Kyiv was targeted by an exceptionally dense attack of Russian drones, cruise missiles and possibly ballistic missiles early Tuesday in the eighth assault on the Ukrainian capital this month, a senior city military official said.
The Russian aerial assault from multiple directions was “exceptional in its density, with the maximum number of attacking missiles in the shortest time possible,” Serhiy Popko, head of Kyiv’s military administration, said in a Telegram post.
But most of the Russian munitions failed to hit their marks, Popko added.
“The vast majority of enemy targets in Kyiv’s airspace were detected and destroyed,” he claimed.
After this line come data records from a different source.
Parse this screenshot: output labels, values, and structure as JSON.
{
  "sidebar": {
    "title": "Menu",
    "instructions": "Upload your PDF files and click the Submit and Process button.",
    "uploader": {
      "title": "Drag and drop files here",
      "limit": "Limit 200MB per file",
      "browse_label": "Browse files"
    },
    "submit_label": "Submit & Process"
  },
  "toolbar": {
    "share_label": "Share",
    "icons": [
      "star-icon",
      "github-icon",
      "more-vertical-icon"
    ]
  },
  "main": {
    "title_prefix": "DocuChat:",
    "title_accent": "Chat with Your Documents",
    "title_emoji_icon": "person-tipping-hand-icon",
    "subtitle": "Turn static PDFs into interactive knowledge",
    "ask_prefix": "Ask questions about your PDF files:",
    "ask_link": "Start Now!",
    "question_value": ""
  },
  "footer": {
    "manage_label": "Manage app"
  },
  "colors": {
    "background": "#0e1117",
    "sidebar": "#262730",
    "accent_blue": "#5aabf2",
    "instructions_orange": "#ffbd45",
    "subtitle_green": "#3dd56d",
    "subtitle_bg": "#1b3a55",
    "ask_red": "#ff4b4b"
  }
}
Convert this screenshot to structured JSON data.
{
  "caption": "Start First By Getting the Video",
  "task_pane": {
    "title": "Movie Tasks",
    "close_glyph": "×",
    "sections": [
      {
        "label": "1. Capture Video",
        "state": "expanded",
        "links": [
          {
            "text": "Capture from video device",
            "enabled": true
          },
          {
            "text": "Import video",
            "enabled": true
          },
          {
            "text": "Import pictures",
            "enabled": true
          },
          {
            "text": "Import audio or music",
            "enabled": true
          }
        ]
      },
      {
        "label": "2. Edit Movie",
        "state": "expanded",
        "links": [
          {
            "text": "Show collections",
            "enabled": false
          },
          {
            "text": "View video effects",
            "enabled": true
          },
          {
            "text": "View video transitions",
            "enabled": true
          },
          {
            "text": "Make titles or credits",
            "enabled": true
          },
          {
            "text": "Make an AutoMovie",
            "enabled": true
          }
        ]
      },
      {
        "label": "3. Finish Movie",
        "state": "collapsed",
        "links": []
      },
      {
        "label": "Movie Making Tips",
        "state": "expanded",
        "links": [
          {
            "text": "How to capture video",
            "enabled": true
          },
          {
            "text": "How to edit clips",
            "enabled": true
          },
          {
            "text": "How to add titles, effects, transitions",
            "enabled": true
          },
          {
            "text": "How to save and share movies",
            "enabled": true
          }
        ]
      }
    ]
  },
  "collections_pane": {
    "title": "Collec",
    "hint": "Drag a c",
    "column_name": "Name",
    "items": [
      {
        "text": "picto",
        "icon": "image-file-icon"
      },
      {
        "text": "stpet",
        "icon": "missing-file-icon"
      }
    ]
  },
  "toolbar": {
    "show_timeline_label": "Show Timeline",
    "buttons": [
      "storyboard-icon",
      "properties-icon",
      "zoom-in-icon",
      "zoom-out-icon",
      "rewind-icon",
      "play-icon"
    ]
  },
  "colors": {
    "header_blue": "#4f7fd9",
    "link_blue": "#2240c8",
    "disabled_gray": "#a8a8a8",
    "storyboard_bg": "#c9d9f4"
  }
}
At least three people were injured, according to Mayor Vitali Klitschko. Authorities said early reports of damage were minor, with a building and several vehicles catching fire from falling debris in one area of the capital.
“We are grateful to our air defense for protecting the lives of Kyiv residents!” Popko said, adding the assault was the eighth attack by Russia on Kyiv since the beginning of May.
Later, Ukrainian Armed Forces chief Gen. Valerii Zaluzhnyi said Russia used a wide range of missiles to target Ukraine in Tuesday morning’s strikes.
“At about 03:30 on May 16, 2023, the Russian occupiers attacked Ukraine from the north, south, and east with 18 various types of air, sea, and land-based missiles,” Zaluzhnyi said on Telegram.
“Six Kh-47M2 Kinzhal aeroballistic missiles were fired from six MiG-31K aircraft, 9 Kalibr cruise missiles from ships in the Black Sea, and three land-based missiles (S-400, Iskander-M),” he said, adding that Moscow also launched attack drones, all of which were destroyed.
Last week the Ukrainian capital was targeted by what Klitschko called Russia’s “most massive” drone attack, in which 36 Iranian-made Shahed were fired on the city. All 36 were intercepted and damage from falling debris was light, the mayor said.
Ukraine’s air defenses, many of them Western-made, have been able to take out most of what Russia has challenged them with in recent months.
Earlier in May, Ukrainian and US officials said a US-made Patriot missile defense system had taken down a Russian missile.
Two US officials said Russia had tried to destroy a Patriot battery with a Kinzhal air-launched ballistic-missile strike, but Ukraine Patriot operators were able to intercept the Russian weapon.
Ukraine has received at least two Patriot systems, one from the United States and one from Germany, to enhance its air defenses, which had previously been unable to intercept more modern Russian missiles such as the Kinzhal.
The strikes on Kyiv came a day after Ukrainian intelligence claimed Russian forces are no longer capable of large-scale offensive action and faced a shortage of some missiles, such as the Kalibr.
However, Ukrainian Defense Intelligence spokesperson Andriy Yusov said Moscow still had enough missiles to sustain its current rate of air attacks.
He estimated Moscow has large stockpiles of S-300 missiles, which are capable of considerable destruction. The S-300 was designed as an anti-air weapon but the Russians have frequently used it in a ground-to-ground mode, which it is not very accurate.
Ahead of a much anticipated Ukrainian counteroffensive, Yusov said Russia “is on the defensive” along “the entire front line” and lacked the resources “to repeat large-scale offensive actions.”
“They have been preparing for defense all this time, and this is a serious factor that the Ukrainian command certainly takes into account when preparing for the de-occupation of Ukrainian territories,” he said.
In recent days, Ukraine’s military says it has gained an advantage in some areas near the embattled eastern city of Bakhmut, but officials have been reluctant to provide specific dates for when the counteroffensive will begin.
Speaking to reporters after meeting with British Prime Minister Rishi Sunak in England Monday, Ukrainian President Volodymyr Zelensky said Kyiv is “preparing very important counteroffensive steps.”
“We really need some more time,” he said, but added: “Not too much.”